**EXERCISE PROMPT:** In the entries that follow, how many lines contain "label"? Please reply with only the number.

● ● ● ●

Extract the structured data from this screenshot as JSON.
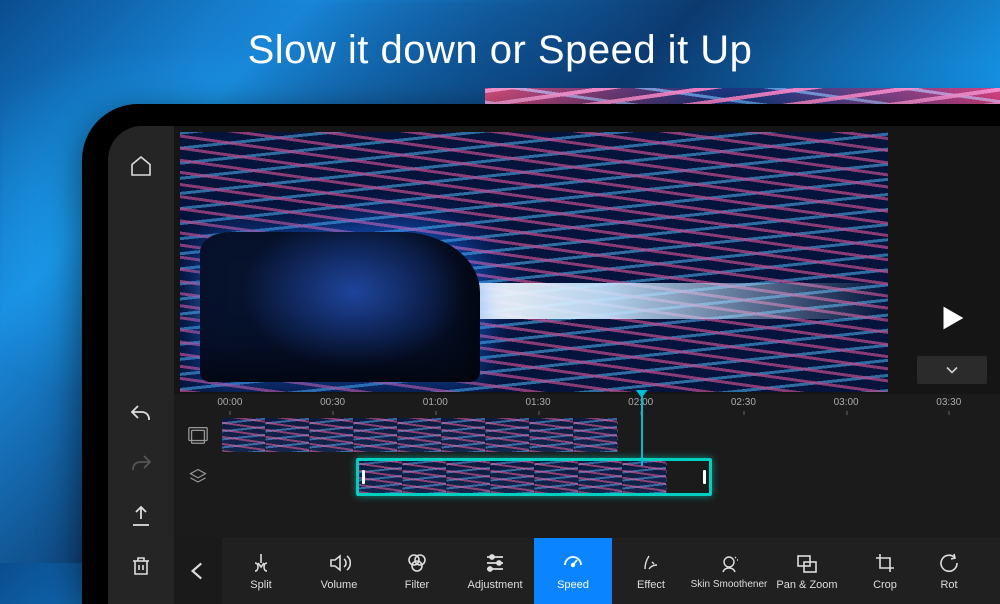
{
  "headline": "Slow it down or Speed it Up",
  "ruler": {
    "ticks": [
      "00:00",
      "00:30",
      "01:00",
      "01:30",
      "02:00",
      "02:30",
      "03:00",
      "03:30"
    ],
    "playhead_time": "02:00"
  },
  "tracks": {
    "video": {
      "clip_start": "00:00",
      "clip_end": "02:02"
    },
    "overlay": {
      "clip_start": "00:40",
      "clip_end": "02:22",
      "selected": true
    }
  },
  "tools": [
    {
      "id": "split",
      "label": "Split"
    },
    {
      "id": "volume",
      "label": "Volume"
    },
    {
      "id": "filter",
      "label": "Filter"
    },
    {
      "id": "adjustment",
      "label": "Adjustment"
    },
    {
      "id": "speed",
      "label": "Speed",
      "selected": true
    },
    {
      "id": "effect",
      "label": "Effect"
    },
    {
      "id": "skin",
      "label": "Skin Smoothener"
    },
    {
      "id": "panzoom",
      "label": "Pan & Zoom"
    },
    {
      "id": "crop",
      "label": "Crop"
    },
    {
      "id": "rotate",
      "label": "Rot"
    }
  ]
}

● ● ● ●

**SOLVED EXERCISE:** 10